18. Delfeayo Marsalis & Uptown Jazz Orchestra – Jazz Party (Troubadour Jass)
19. Christian McBride Big Band – For Jimmy, Wes & Oliver (Mack Avenue)
20. Pearl Django – Simplicity (Modern Hot)
21. Jeremy Pelt – The Art of Intimacy Vol. 1 (High Note)
22. Chanda Rule + Sweet Emma Band – Hold On (PAO)
23. Jordan Siegel – Beyond Images (Wonderbird)
24. Spanish Harlem Orchestra – The Latin Jazz Project (Artist Share)
25. Kandace Springs – The Women Who Raised Me (Blue Note)

Creating Best Of the Year lists always presents its challenges and 2020 was no exception: Releases were pushed back, others arrived the early hours of the COVID-19 pandemic, when it was easy to consider that they might be forgotten. In all, 2020 provided plenty of excellent releases, including some surprises from Drive-By Truckers and Andre LaFosse. Others, such as Laraaji and The Mountain Goats issued multiple recordings in 2020 while Paul McCartney’s long-awaited McCartney III has been pushed to a late 2020 release, which accounts for its absence from this list.

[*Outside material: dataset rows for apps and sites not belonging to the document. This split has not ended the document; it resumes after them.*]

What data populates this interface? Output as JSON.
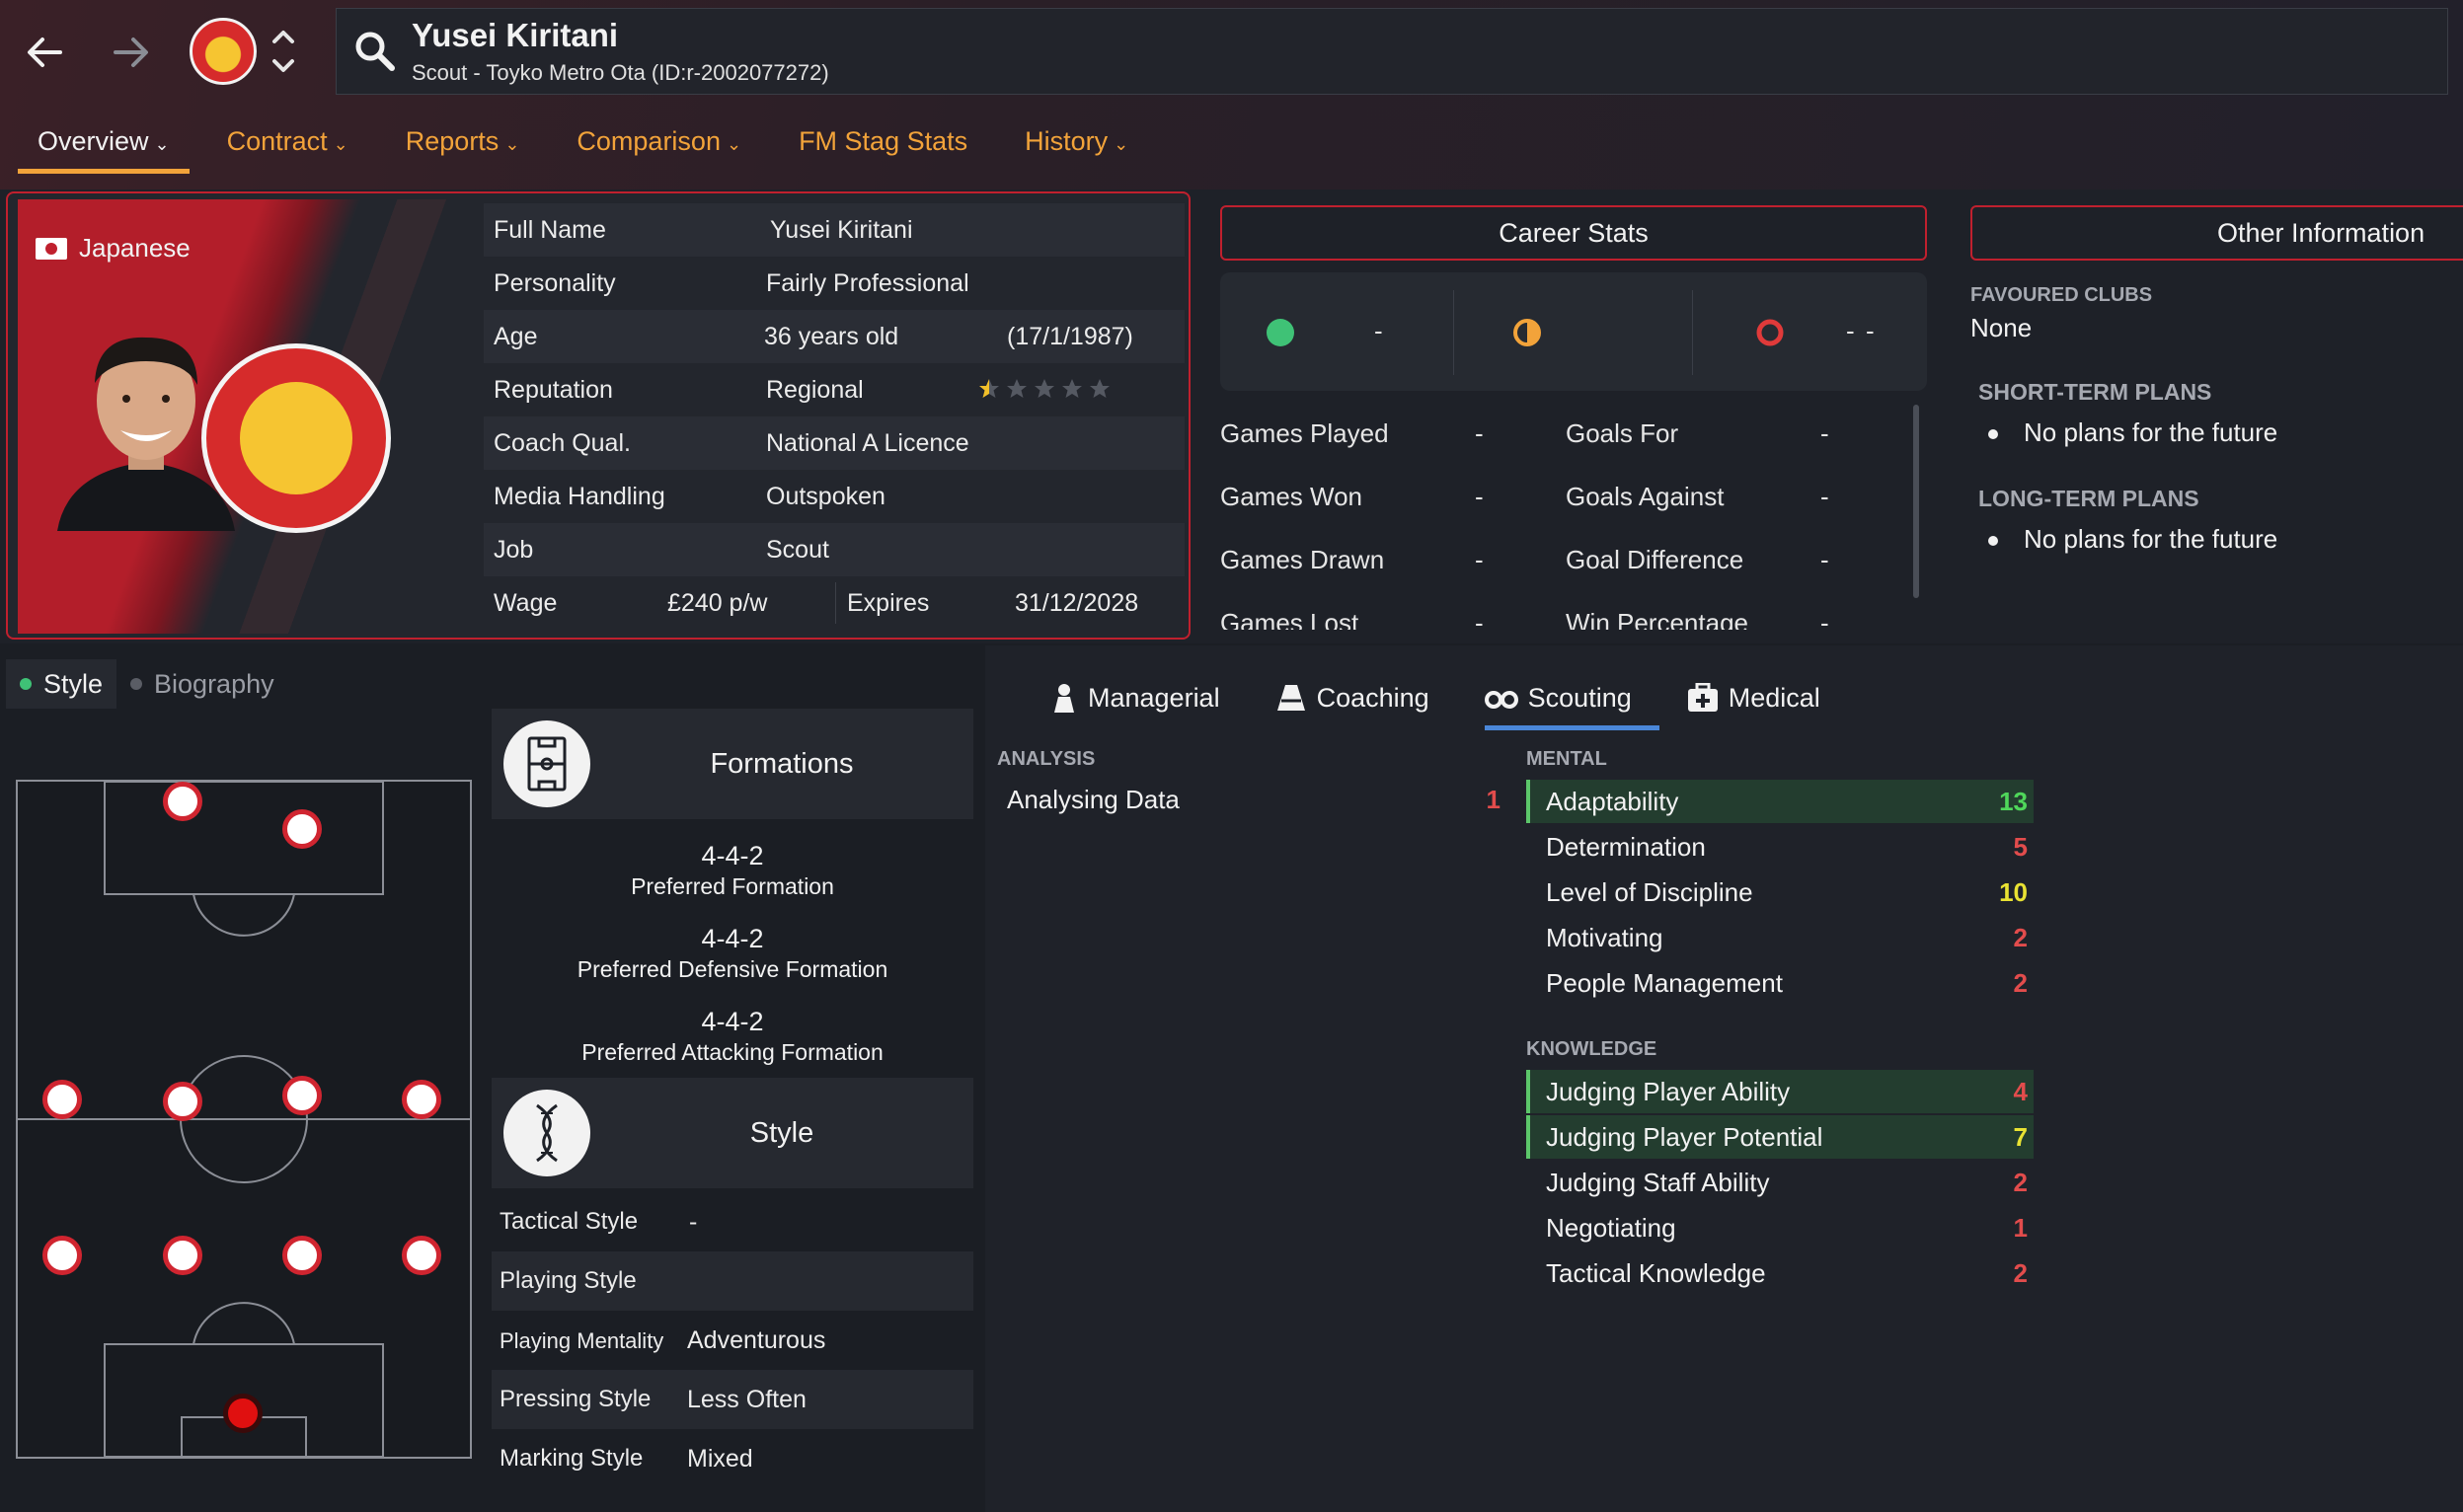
{
  "header": {
    "name": "Yusei Kiritani",
    "subtitle": "Scout - Toyko Metro Ota (ID:r-2002077272)"
  },
  "tabs": [
    {
      "label": "Overview",
      "chevron": "⌄"
    },
    {
      "label": "Contract",
      "chevron": "⌄"
    },
    {
      "label": "Reports",
      "chevron": "⌄"
    },
    {
      "label": "Comparison",
      "chevron": "⌄"
    },
    {
      "label": "FM Stag Stats",
      "chevron": ""
    },
    {
      "label": "History",
      "chevron": "⌄"
    }
  ],
  "profile": {
    "nationality": "Japanese",
    "rows": [
      {
        "key": "Full Name",
        "value": "Yusei Kiritani"
      },
      {
        "key": "Personality",
        "value": "Fairly Professional"
      },
      {
        "key": "Age",
        "value": "36 years old",
        "extra": "(17/1/1987)"
      },
      {
        "key": "Reputation",
        "value": "Regional"
      },
      {
        "key": "Coach Qual.",
        "value": "National A Licence"
      },
      {
        "key": "Media Handling",
        "value": "Outspoken"
      },
      {
        "key": "Job",
        "value": "Scout"
      }
    ],
    "wage_key": "Wage",
    "wage_value": "£240 p/w",
    "expires_key": "Expires",
    "expires_value": "31/12/2028",
    "reputation_stars": 0.5
  },
  "career": {
    "title": "Career Stats",
    "wins": "-",
    "draws": "-",
    "losses": "-",
    "rows": [
      {
        "a": "Games Played",
        "b": "-",
        "c": "Goals For",
        "d": "-"
      },
      {
        "a": "Games Won",
        "b": "-",
        "c": "Goals Against",
        "d": "-"
      },
      {
        "a": "Games Drawn",
        "b": "-",
        "c": "Goal Difference",
        "d": "-"
      },
      {
        "a": "Games Lost",
        "b": "-",
        "c": "Win Percentage",
        "d": "-"
      }
    ]
  },
  "other": {
    "title": "Other Information",
    "favoured_h": "FAVOURED CLUBS",
    "favoured_v": "None",
    "short_h": "SHORT-TERM PLANS",
    "short_v": "No plans for the future",
    "long_h": "LONG-TERM PLANS",
    "long_v": "No plans for the future"
  },
  "style_tabs": {
    "style": "Style",
    "bio": "Biography"
  },
  "formations": {
    "title": "Formations",
    "items": [
      {
        "name": "4-4-2",
        "label": "Preferred Formation"
      },
      {
        "name": "4-4-2",
        "label": "Preferred Defensive Formation"
      },
      {
        "name": "4-4-2",
        "label": "Preferred Attacking Formation"
      }
    ]
  },
  "style": {
    "title": "Style",
    "rows": [
      {
        "key": "Tactical Style",
        "value": "-"
      },
      {
        "key": "Playing Style",
        "value": ""
      },
      {
        "key": "Playing Mentality",
        "value": "Adventurous"
      },
      {
        "key": "Pressing Style",
        "value": "Less Often"
      },
      {
        "key": "Marking Style",
        "value": "Mixed"
      }
    ]
  },
  "attr_tabs": [
    "Managerial",
    "Coaching",
    "Scouting",
    "Medical"
  ],
  "analysis": {
    "heading": "ANALYSIS",
    "rows": [
      {
        "name": "Analysing Data",
        "value": "1"
      }
    ]
  },
  "mental": {
    "heading": "MENTAL",
    "rows": [
      {
        "name": "Adaptability",
        "value": "13"
      },
      {
        "name": "Determination",
        "value": "5"
      },
      {
        "name": "Level of Discipline",
        "value": "10"
      },
      {
        "name": "Motivating",
        "value": "2"
      },
      {
        "name": "People Management",
        "value": "2"
      }
    ]
  },
  "knowledge": {
    "heading": "KNOWLEDGE",
    "rows": [
      {
        "name": "Judging Player Ability",
        "value": "4"
      },
      {
        "name": "Judging Player Potential",
        "value": "7"
      },
      {
        "name": "Judging Staff Ability",
        "value": "2"
      },
      {
        "name": "Negotiating",
        "value": "1"
      },
      {
        "name": "Tactical Knowledge",
        "value": "2"
      }
    ]
  },
  "colors": {
    "accent": "#f2a33a",
    "brand_red": "#c0202e",
    "attr_red": "#e24c4c",
    "attr_yellow": "#e9e233",
    "attr_green": "#4fd65a",
    "tab_blue": "#4a87d8"
  }
}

There were plenty of other strong contenders for the Top 25, including discs from The Soft Pink Truth, Sarah Peacock, and Bobby Rush.

1. Fetch The Bolt Cutters—Fiona Apple
2. When I Was A Writer—Matt Wilson and His Orchestra
3. Chickaboom!—Tami Neilson
4. Walking Proof—Lilly Hiatt
5. Houses of the Holy—Psychic Temple
6. The Universe Inside—The Dream Syndicate
7. Moon Piano—Laraaji
8. Sun Piano—Laraaji
9. Chamber Music From Hell—Chris Opperman
10. Private Lives—Low Cut Connie
11. Earth—EOB
12. Last Will & Testament—Bonnie Whitmore
13. New York At Night—Willie Nile
14. Getting Into Knives—The Mountain Goats
15. The Ascension—Sufjan Stevens
16. Spencer Cullum’s Coin Collection—Spencer Cullum
17. Tales To Be Told—Lykantropi
18. Videorama—Flowers of America
19. Karma Suppression—Andre LaFosse
20. American Head—Flaming Lips
21. Forever Better Worse—Great Peacock
22. Johnny Iguana’s Chicago Spectacular—Johnny Iguana
23. The Loneliness In Me—Rachel Brooke
24. More From The Levee—Chris Smither
25. The New OK—Drive-By Truckers

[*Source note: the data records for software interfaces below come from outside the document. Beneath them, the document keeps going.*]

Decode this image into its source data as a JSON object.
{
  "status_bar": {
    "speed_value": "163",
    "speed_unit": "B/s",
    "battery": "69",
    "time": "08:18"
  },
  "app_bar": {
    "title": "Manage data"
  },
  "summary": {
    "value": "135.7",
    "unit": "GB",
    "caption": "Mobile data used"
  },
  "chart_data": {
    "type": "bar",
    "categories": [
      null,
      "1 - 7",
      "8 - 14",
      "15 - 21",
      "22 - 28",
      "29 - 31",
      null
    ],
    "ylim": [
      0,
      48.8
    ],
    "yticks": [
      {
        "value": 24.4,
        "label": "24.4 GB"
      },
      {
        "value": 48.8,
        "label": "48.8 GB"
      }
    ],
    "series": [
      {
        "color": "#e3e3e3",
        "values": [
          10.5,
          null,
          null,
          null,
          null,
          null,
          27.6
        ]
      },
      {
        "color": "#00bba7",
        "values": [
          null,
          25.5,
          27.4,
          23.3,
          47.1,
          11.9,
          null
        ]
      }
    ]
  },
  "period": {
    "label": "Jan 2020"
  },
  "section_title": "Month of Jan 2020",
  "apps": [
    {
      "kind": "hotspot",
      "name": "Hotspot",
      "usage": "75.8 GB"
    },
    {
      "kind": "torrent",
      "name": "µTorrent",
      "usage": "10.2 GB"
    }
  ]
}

The archival and reissue market continues to flourish and 2020 offered a number of riches in that department, including retrospective sets from Minneapolis’ Prince and The Replacements as both issued archival sets looking back at albums from 1987. Prince’s Sign O’ The Times not only demonstrated that the original album has held up remarkably well but that the Purple One had plenty of strong material floating around at the time of the record’s release. Moreover, we get to hear what a remarkable live performer he was on this new set.

The Replacements’ sole effort as a trio, Please To Meet Me, is back in expanded form as well with plenty of demos, including the band’s final recordings with original guitarist Bob Stinson from the summer of 1986. Stinson’s replacement in the band, Slim Dunlap, issued a live show from 2002, captured live at the Turf Club in St. Paul, where he frequently played in his post-Replacements days. It’s a firm reminder that he was a lively performer and leaves little question as to why he’s been mentioned more than once as a songwriter Bruce Springsteen pays attention to.

You can also hear him on the Record Store Day release from The Replacements, The Complete Inconcerated Live, which finds the band in fine form at the University of Wisconsin-Milwaukee in June, 1989 while supporting the album Don’t Tell A Soul.

1. Sign O’ The Times—Prince
2. Wildflowers & All The Rest—Tom Petty
3. Pleased To Meet Me—The Replacements
4. The Complete Inconcerated Live—The Replacements
5. Thank You, Dancers—Slim Dunlap Band
6. Decade—Steve Wynn
7. Summerteeth—Wilco
8. Delicate Sound of Thunder—Pink Floyd
9. New York—Lou Reed
10. Flaming Pie—Paul McCartney